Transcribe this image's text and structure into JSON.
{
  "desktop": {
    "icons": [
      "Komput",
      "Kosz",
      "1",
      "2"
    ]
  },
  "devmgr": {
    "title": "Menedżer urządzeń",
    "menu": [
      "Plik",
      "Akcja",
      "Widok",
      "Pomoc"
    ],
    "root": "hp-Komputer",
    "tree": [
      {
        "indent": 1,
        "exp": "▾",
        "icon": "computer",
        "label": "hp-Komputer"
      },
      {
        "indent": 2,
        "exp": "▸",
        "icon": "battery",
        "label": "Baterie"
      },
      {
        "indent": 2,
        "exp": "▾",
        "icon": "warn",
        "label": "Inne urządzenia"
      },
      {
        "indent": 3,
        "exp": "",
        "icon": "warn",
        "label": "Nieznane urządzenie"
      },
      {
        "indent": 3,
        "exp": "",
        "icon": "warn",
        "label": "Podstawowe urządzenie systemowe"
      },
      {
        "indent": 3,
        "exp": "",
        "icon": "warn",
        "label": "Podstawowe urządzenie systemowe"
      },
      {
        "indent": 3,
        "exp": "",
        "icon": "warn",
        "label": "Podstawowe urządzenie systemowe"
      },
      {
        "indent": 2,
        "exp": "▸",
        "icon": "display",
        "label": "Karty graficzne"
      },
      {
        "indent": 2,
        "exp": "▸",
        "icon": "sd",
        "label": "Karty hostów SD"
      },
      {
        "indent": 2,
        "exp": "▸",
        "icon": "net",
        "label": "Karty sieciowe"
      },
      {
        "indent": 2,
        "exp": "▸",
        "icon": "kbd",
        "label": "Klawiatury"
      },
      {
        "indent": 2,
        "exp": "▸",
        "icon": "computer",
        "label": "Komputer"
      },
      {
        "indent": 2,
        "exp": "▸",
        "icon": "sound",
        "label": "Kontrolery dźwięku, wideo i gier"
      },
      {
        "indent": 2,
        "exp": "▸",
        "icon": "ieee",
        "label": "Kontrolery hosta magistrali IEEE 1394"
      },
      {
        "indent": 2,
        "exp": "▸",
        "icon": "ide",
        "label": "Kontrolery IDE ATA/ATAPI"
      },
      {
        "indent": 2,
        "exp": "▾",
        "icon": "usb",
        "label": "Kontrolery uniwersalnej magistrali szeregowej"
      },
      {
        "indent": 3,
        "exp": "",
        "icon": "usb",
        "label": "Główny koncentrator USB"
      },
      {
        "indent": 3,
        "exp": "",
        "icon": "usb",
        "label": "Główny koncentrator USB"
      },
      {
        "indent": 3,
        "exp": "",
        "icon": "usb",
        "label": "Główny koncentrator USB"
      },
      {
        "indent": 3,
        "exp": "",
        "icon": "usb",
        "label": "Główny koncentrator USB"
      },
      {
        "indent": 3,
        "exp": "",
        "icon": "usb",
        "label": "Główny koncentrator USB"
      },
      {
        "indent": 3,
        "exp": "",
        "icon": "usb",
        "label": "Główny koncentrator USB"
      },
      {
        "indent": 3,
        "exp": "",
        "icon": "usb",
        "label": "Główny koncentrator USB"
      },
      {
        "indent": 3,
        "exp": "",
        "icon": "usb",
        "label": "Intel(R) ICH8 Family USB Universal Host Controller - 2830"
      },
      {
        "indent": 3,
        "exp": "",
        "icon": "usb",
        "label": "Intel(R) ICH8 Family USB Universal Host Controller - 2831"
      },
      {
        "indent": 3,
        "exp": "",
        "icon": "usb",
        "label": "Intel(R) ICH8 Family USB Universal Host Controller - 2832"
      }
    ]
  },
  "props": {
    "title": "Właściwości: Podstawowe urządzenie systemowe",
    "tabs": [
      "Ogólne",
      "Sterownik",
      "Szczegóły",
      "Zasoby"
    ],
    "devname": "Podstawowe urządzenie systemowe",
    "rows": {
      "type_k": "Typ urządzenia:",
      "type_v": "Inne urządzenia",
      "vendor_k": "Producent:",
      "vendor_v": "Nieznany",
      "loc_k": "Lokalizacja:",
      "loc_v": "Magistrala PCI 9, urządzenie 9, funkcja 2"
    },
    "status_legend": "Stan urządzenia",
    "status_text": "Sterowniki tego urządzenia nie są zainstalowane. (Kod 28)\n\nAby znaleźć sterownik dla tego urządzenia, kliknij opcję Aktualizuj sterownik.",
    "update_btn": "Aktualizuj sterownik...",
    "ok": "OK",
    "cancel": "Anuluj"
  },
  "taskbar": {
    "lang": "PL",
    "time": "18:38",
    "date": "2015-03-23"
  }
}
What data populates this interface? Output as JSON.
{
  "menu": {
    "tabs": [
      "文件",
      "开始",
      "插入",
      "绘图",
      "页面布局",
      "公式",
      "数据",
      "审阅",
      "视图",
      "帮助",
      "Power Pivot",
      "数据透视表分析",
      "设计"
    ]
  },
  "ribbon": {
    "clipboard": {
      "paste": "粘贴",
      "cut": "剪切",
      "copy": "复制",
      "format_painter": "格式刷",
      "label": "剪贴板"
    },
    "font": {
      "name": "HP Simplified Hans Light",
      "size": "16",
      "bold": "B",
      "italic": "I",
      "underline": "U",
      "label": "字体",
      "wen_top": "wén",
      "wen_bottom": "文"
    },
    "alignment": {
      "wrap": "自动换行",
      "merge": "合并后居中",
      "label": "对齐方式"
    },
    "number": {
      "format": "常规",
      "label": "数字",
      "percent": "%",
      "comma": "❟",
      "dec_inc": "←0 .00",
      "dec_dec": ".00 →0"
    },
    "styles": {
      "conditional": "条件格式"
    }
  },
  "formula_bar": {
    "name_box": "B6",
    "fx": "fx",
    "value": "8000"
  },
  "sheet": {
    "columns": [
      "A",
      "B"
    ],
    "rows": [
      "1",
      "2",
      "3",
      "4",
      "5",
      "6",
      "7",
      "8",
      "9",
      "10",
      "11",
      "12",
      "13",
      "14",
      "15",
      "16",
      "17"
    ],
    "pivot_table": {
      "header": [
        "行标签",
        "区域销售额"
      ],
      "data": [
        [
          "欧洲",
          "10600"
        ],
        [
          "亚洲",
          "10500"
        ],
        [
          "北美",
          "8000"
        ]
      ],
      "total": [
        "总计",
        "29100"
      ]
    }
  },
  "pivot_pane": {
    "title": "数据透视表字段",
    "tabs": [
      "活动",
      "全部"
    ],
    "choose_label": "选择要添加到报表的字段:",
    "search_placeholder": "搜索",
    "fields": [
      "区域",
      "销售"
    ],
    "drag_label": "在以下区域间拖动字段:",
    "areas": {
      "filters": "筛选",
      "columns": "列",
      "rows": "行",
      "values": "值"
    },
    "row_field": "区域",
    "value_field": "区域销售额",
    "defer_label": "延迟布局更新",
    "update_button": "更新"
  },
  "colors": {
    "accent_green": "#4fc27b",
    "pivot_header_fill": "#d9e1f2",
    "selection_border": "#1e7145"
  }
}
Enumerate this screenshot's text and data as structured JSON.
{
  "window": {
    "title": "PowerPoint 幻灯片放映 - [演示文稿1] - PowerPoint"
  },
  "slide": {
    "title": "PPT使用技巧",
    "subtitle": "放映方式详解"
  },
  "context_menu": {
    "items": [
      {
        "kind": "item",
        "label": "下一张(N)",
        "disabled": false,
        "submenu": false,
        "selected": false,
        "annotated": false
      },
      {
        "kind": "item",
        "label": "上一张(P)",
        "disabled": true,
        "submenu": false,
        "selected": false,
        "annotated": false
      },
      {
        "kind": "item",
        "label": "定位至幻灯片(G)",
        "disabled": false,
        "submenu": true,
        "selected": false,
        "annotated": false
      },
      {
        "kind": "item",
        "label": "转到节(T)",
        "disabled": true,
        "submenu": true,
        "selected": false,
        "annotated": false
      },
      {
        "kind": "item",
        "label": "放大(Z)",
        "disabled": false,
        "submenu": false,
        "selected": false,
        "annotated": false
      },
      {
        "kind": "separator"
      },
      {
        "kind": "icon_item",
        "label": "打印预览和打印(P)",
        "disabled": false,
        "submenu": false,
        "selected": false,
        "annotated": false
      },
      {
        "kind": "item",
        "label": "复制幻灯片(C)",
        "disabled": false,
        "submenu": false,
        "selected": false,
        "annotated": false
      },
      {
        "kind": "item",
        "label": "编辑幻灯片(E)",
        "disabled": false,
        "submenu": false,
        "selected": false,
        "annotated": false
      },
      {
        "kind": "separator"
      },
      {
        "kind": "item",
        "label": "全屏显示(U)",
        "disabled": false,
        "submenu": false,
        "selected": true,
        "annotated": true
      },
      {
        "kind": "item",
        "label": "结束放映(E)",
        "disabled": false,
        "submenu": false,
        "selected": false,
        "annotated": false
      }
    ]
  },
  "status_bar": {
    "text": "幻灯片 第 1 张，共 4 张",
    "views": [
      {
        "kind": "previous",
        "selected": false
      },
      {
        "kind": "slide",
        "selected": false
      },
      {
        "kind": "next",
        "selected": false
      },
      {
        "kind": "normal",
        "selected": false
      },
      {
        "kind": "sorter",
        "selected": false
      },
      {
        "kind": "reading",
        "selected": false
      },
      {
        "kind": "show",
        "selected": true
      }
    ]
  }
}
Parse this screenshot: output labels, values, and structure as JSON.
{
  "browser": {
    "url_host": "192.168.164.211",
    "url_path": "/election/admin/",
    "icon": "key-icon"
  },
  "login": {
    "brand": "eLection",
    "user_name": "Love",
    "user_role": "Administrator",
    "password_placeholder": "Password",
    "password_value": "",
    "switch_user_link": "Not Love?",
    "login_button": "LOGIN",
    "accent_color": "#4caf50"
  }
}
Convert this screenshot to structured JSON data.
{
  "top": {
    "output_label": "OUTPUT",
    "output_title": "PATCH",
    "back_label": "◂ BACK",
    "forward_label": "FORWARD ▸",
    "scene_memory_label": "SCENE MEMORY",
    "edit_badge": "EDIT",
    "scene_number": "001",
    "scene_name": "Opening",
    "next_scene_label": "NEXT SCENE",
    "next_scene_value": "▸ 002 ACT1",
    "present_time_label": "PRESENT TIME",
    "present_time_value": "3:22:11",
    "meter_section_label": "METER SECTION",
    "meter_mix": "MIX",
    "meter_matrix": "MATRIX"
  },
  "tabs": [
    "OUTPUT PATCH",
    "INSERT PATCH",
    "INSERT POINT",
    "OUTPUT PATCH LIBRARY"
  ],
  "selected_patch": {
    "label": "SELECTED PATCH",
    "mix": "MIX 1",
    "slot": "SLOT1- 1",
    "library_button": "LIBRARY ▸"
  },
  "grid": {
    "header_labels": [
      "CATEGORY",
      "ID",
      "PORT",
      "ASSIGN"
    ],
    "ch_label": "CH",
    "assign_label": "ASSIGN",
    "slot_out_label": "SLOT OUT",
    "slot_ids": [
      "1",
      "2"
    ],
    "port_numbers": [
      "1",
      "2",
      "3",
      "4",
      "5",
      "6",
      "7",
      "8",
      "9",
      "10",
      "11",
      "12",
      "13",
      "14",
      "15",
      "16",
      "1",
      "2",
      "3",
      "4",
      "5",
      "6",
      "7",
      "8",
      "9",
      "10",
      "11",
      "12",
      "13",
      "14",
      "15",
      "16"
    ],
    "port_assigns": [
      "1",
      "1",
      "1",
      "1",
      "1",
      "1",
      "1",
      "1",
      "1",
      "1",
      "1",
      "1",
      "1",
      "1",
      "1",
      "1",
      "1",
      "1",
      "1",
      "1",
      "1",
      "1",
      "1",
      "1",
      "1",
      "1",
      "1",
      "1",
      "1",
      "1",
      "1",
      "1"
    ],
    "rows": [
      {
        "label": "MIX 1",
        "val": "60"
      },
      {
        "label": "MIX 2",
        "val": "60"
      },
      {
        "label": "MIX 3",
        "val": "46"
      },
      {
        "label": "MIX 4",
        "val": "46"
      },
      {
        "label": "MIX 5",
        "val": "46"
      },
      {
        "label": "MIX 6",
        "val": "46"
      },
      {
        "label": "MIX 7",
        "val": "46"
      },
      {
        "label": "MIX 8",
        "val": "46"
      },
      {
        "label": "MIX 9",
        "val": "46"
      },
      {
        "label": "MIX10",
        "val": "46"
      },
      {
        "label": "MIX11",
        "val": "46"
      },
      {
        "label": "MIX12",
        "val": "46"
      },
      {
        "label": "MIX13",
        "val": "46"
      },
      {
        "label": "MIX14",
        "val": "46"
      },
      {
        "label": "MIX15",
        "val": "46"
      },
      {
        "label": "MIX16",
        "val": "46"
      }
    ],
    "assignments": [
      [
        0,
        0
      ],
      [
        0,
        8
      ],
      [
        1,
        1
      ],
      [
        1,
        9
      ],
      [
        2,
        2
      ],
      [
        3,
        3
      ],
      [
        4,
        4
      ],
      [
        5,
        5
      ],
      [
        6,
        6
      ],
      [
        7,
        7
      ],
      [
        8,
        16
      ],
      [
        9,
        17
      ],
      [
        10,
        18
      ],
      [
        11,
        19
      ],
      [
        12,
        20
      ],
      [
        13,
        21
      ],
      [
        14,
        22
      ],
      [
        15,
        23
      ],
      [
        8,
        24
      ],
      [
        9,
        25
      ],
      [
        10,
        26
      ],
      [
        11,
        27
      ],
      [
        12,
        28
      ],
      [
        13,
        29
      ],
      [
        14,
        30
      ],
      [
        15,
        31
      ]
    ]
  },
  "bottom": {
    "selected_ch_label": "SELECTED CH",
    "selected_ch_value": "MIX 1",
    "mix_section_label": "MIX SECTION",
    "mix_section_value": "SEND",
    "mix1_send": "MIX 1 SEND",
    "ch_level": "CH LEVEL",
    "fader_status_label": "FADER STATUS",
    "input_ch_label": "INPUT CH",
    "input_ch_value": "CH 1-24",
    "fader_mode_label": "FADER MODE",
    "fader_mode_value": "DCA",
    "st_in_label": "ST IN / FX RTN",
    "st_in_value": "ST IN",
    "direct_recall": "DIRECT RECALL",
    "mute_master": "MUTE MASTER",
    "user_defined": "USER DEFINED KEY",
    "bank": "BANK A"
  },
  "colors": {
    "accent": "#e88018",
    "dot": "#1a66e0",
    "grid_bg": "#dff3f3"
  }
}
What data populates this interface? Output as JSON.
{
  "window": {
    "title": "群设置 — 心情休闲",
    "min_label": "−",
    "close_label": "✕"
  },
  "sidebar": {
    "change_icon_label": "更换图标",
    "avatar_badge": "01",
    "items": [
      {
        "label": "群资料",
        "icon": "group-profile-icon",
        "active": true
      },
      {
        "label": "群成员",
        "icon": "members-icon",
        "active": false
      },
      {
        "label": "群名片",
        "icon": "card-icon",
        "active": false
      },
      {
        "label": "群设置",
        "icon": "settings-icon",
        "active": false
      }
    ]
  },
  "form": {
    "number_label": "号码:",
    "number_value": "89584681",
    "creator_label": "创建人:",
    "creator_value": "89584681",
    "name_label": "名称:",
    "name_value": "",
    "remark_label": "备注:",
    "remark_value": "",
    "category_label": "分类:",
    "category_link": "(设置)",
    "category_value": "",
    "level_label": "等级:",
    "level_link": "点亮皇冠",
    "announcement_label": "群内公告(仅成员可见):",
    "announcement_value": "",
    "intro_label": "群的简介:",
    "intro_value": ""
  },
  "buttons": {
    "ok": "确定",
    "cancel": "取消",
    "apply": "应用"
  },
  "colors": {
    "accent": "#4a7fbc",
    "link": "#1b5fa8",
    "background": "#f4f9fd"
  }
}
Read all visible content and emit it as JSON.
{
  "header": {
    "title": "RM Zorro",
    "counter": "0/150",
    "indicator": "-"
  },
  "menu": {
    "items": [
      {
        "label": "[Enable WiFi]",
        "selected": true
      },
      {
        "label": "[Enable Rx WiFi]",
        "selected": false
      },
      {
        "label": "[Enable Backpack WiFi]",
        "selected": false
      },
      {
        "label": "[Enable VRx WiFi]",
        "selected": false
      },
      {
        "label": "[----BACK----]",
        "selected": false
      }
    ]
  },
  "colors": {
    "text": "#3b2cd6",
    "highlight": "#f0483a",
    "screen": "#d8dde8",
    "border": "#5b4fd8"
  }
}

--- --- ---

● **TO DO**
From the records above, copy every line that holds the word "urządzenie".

● **TASK SOLUTION**
        "label": "Nieznane urządzenie"
        "label": "Podstawowe urządzenie systemowe"
        "label": "Podstawowe urządzenie systemowe"
        "label": "Podstawowe urządzenie systemowe"
    "title": "Właściwości: Podstawowe urządzenie systemowe",
    "devname": "Podstawowe urządzenie systemowe",
      "loc_v": "Magistrala PCI 9, urządzenie 9, funkcja 2"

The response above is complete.